[Start of section]

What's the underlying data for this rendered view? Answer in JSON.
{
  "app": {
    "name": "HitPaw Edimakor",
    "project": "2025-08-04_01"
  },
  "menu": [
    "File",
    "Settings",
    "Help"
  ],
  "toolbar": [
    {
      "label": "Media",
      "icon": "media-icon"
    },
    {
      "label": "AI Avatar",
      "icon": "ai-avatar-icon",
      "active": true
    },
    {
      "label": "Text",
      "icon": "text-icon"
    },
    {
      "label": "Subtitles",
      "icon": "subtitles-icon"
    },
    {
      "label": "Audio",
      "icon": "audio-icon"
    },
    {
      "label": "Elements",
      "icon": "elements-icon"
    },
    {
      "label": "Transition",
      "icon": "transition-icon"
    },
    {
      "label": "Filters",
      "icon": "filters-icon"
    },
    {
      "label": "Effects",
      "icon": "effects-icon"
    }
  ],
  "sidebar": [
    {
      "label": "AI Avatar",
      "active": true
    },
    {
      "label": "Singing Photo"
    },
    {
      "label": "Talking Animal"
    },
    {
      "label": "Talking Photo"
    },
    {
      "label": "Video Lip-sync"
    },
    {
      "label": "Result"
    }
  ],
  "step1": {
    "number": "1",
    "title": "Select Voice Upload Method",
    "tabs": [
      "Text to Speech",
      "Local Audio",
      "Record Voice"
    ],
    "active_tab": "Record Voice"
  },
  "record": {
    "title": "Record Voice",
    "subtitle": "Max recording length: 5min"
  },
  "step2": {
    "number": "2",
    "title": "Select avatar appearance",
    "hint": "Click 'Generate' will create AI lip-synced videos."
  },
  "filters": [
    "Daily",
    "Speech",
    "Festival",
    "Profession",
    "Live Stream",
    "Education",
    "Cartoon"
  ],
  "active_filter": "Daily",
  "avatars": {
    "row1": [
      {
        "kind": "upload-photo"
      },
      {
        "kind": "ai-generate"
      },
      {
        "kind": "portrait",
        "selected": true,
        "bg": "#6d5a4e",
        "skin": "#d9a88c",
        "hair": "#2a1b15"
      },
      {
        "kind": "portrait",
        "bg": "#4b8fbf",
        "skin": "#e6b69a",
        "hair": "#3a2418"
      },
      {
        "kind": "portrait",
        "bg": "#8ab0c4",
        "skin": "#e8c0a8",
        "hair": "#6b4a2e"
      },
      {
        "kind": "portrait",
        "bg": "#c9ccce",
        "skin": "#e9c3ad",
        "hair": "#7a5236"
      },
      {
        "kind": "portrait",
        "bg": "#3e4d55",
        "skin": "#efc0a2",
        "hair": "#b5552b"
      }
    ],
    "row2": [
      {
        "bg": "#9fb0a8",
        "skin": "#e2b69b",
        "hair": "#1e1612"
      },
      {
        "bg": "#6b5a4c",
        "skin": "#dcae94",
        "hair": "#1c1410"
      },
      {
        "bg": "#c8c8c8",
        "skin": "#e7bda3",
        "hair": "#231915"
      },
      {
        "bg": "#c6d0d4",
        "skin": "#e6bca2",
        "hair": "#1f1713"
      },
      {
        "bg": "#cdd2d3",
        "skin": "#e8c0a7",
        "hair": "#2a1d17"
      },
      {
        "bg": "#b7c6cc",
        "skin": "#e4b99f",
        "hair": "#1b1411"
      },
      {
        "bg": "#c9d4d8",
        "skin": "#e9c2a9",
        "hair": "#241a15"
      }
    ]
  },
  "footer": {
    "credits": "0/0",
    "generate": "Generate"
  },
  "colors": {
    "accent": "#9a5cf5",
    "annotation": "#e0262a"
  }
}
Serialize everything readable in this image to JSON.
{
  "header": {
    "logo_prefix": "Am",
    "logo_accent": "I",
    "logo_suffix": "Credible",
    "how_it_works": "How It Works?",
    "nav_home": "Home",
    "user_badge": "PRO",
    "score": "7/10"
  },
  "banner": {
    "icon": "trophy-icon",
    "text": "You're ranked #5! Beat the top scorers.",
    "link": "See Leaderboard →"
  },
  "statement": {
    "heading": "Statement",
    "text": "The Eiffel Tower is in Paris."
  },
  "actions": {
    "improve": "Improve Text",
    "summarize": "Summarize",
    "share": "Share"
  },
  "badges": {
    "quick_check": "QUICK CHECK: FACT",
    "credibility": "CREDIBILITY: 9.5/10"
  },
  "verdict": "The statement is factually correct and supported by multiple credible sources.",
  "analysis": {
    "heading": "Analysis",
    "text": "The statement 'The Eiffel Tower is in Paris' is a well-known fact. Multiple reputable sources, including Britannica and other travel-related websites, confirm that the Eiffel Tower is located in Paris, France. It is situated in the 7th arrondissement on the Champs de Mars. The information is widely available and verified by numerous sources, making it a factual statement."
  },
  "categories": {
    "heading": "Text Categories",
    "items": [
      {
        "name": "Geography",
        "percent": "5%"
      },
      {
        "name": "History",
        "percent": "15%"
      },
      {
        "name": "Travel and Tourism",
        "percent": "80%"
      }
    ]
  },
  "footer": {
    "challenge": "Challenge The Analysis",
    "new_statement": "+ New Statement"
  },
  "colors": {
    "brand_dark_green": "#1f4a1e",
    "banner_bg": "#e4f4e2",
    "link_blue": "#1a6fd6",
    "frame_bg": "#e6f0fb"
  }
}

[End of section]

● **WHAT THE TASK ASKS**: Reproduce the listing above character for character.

● **RESPONSE BOX**:
What's the underlying data for this rendered view? Answer in JSON.
{
  "app": {
    "name": "HitPaw Edimakor",
    "project": "2025-08-04_01"
  },
  "menu": [
    "File",
    "Settings",
    "Help"
  ],
  "toolbar": [
    {
      "label": "Media",
      "icon": "media-icon"
    },
    {
      "label": "AI Avatar",
      "icon": "ai-avatar-icon",
      "active": true
    },
    {
      "label": "Text",
      "icon": "text-icon"
    },
    {
      "label": "Subtitles",
      "icon": "subtitles-icon"
    },
    {
      "label": "Audio",
      "icon": "audio-icon"
    },
    {
      "label": "Elements",
      "icon": "elements-icon"
    },
    {
      "label": "Transition",
      "icon": "transition-icon"
    },
    {
      "label": "Filters",
      "icon": "filters-icon"
    },
    {
      "label": "Effects",
      "icon": "effects-icon"
    }
  ],
  "sidebar": [
    {
      "label": "AI Avatar",
      "active": true
    },
    {
      "label": "Singing Photo"
    },
    {
      "label": "Talking Animal"
    },
    {
      "label": "Talking Photo"
    },
    {
      "label": "Video Lip-sync"
    },
    {
      "label": "Result"
    }
  ],
  "step1": {
    "number": "1",
    "title": "Select Voice Upload Method",
    "tabs": [
      "Text to Speech",
      "Local Audio",
      "Record Voice"
    ],
    "active_tab": "Record Voice"
  },
  "record": {
    "title": "Record Voice",
    "subtitle": "Max recording length: 5min"
  },
  "step2": {
    "number": "2",
    "title": "Select avatar appearance",
    "hint": "Click 'Generate' will create AI lip-synced videos."
  },
  "filters": [
    "Daily",
    "Speech",
    "Festival",
    "Profession",
    "Live Stream",
    "Education",
    "Cartoon"
  ],
  "active_filter": "Daily",
  "avatars": {
    "row1": [
      {
        "kind": "upload-photo"
      },
      {
        "kind": "ai-generate"
      },
      {
        "kind": "portrait",
        "selected": true,
        "bg": "#6d5a4e",
        "skin": "#d9a88c",
        "hair": "#2a1b15"
      },
      {
        "kind": "portrait",
        "bg": "#4b8fbf",
        "skin": "#e6b69a",
        "hair": "#3a2418"
      },
      {
        "kind": "portrait",
        "bg": "#8ab0c4",
        "skin": "#e8c0a8",
        "hair": "#6b4a2e"
      },
      {
        "kind": "portrait",
        "bg": "#c9ccce",
        "skin": "#e9c3ad",
        "hair": "#7a5236"
      },
      {
        "kind": "portrait",
        "bg": "#3e4d55",
        "skin": "#efc0a2",
        "hair": "#b5552b"
      }
    ],
    "row2": [
      {
        "bg": "#9fb0a8",
        "skin": "#e2b69b",
        "hair": "#1e1612"
      },
      {
        "bg": "#6b5a4c",
        "skin": "#dcae94",
        "hair": "#1c1410"
      },
      {
        "bg": "#c8c8c8",
        "skin": "#e7bda3",
        "hair": "#231915"
      },
      {
        "bg": "#c6d0d4",
        "skin": "#e6bca2",
        "hair": "#1f1713"
      },
      {
        "bg": "#cdd2d3",
        "skin": "#e8c0a7",
        "hair": "#2a1d17"
      },
      {
        "bg": "#b7c6cc",
        "skin": "#e4b99f",
        "hair": "#1b1411"
      },
      {
        "bg": "#c9d4d8",
        "skin": "#e9c2a9",
        "hair": "#241a15"
      }
    ]
  },
  "footer": {
    "credits": "0/0",
    "generate": "Generate"
  },
  "colors": {
    "accent": "#9a5cf5",
    "annotation": "#e0262a"
  }
}
Serialize everything readable in this image to JSON.
{
  "header": {
    "logo_prefix": "Am",
    "logo_accent": "I",
    "logo_suffix": "Credible",
    "how_it_works": "How It Works?",
    "nav_home": "Home",
    "user_badge": "PRO",
    "score": "7/10"
  },
  "banner": {
    "icon": "trophy-icon",
    "text": "You're ranked #5! Beat the top scorers.",
    "link": "See Leaderboard →"
  },
  "statement": {
    "heading": "Statement",
    "text": "The Eiffel Tower is in Paris."
  },
  "actions": {
    "improve": "Improve Text",
    "summarize": "Summarize",
    "share": "Share"
  },
  "badges": {
    "quick_check": "QUICK CHECK: FACT",
    "credibility": "CREDIBILITY: 9.5/10"
  },
  "verdict": "The statement is factually correct and supported by multiple credible sources.",
  "analysis": {
    "heading": "Analysis",
    "text": "The statement 'The Eiffel Tower is in Paris' is a well-known fact. Multiple reputable sources, including Britannica and other travel-related websites, confirm that the Eiffel Tower is located in Paris, France. It is situated in the 7th arrondissement on the Champs de Mars. The information is widely available and verified by numerous sources, making it a factual statement."
  },
  "categories": {
    "heading": "Text Categories",
    "items": [
      {
        "name": "Geography",
        "percent": "5%"
      },
      {
        "name": "History",
        "percent": "15%"
      },
      {
        "name": "Travel and Tourism",
        "percent": "80%"
      }
    ]
  },
  "footer": {
    "challenge": "Challenge The Analysis",
    "new_statement": "+ New Statement"
  },
  "colors": {
    "brand_dark_green": "#1f4a1e",
    "banner_bg": "#e4f4e2",
    "link_blue": "#1a6fd6",
    "frame_bg": "#e6f0fb"
  }
}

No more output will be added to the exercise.